What is Natural Philosophy?
The short answer is ‘the precursor to modern science’, however this does not convey the full flavor of the scholarly pursuit. Who better than the 13th century Practitioner Robert Bacon to flesh out the definition:
Natural Philosophy is concerned with a principle of motion and rest, as in the parts of the elements fire, air, earth, and water, and in all inanimate things made from them, as metals, stones, salts, sulphur, and colors such as red lead and white lead and lapis lazuli, which is bright blue and green, and such things as are generated in the bowels of the Earth. And similarly plants, such as herbs, trees, cabbages, reeds, and bushes; and there are brute animals and man. In all these there is naturally a principle of motion and rest and thus there is in them a nature which is called a principle of both motion and rest and are moved naturally, as is obvious with respect to local motion, and other motions, and with respect to generation and corruption, alteration, augmentation, and diminution. Similarly the celestial bodies have a principle of motion within themselves, but not a principle of rest as do terrestrial bodies.

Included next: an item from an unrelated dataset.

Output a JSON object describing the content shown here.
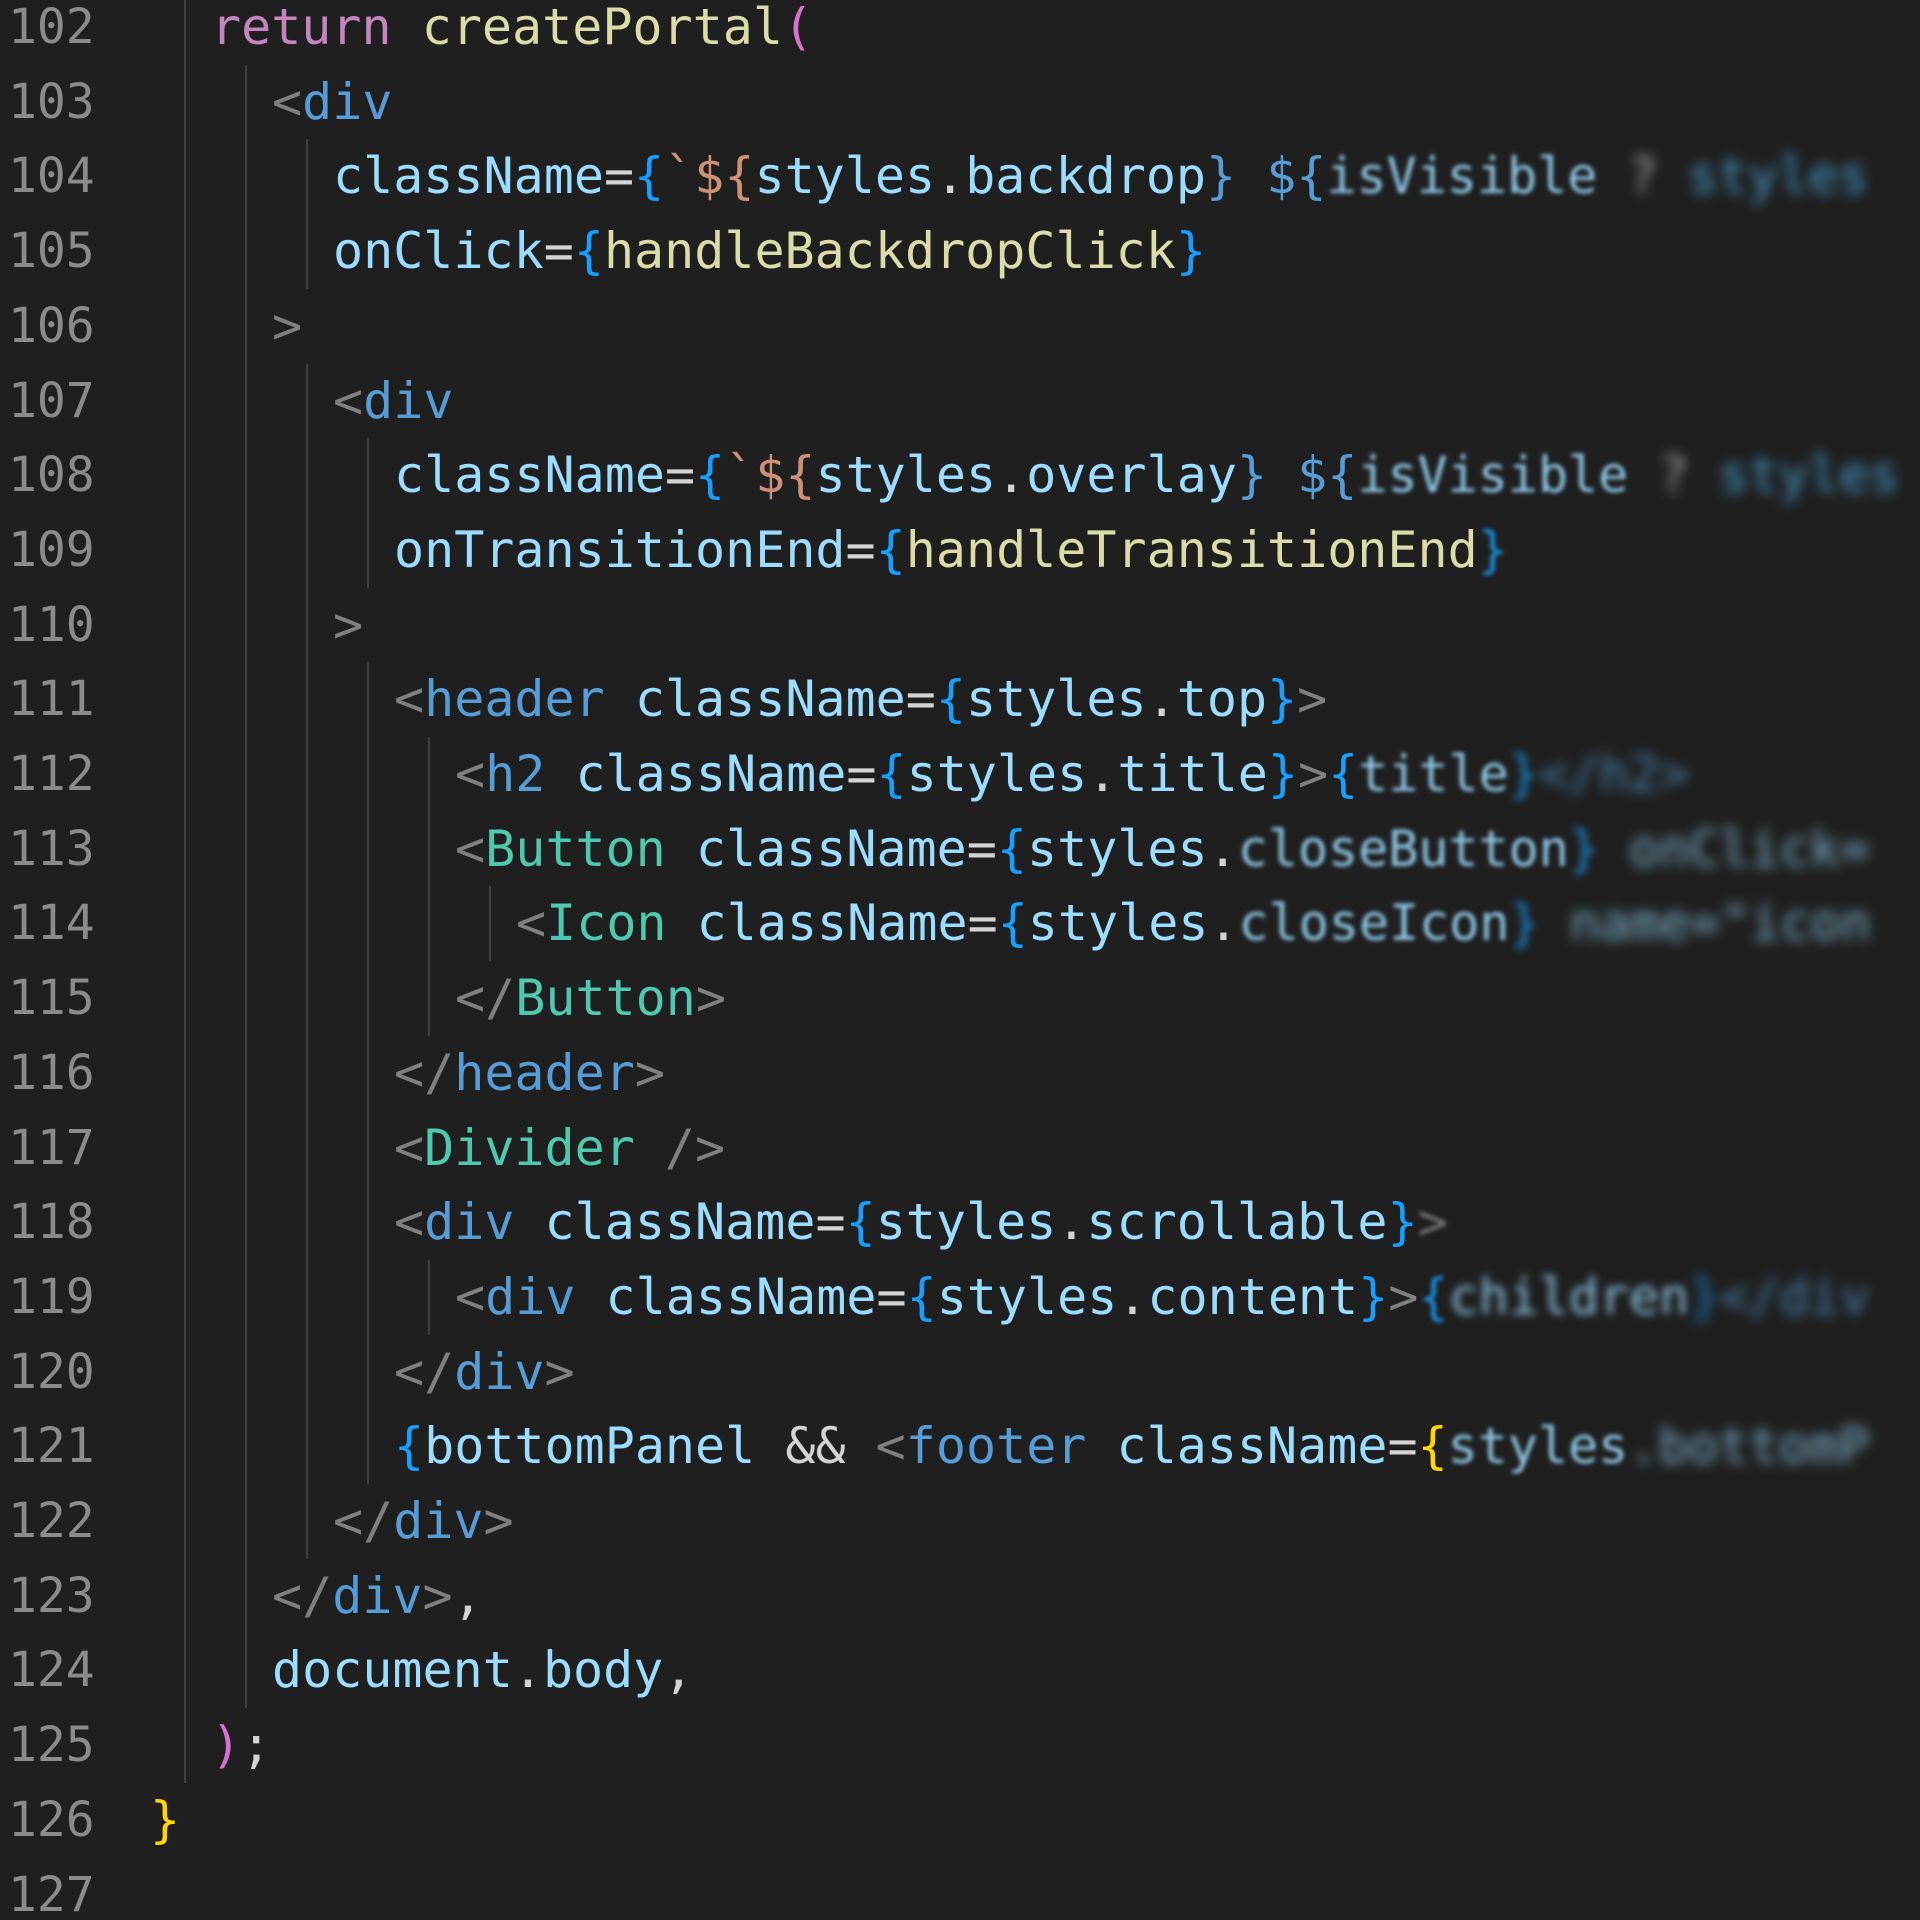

(Paraphrased from Edward Grant's translation of Bacon's Liber primus communium naturalium in A History of Natural Philosophy)Join the College!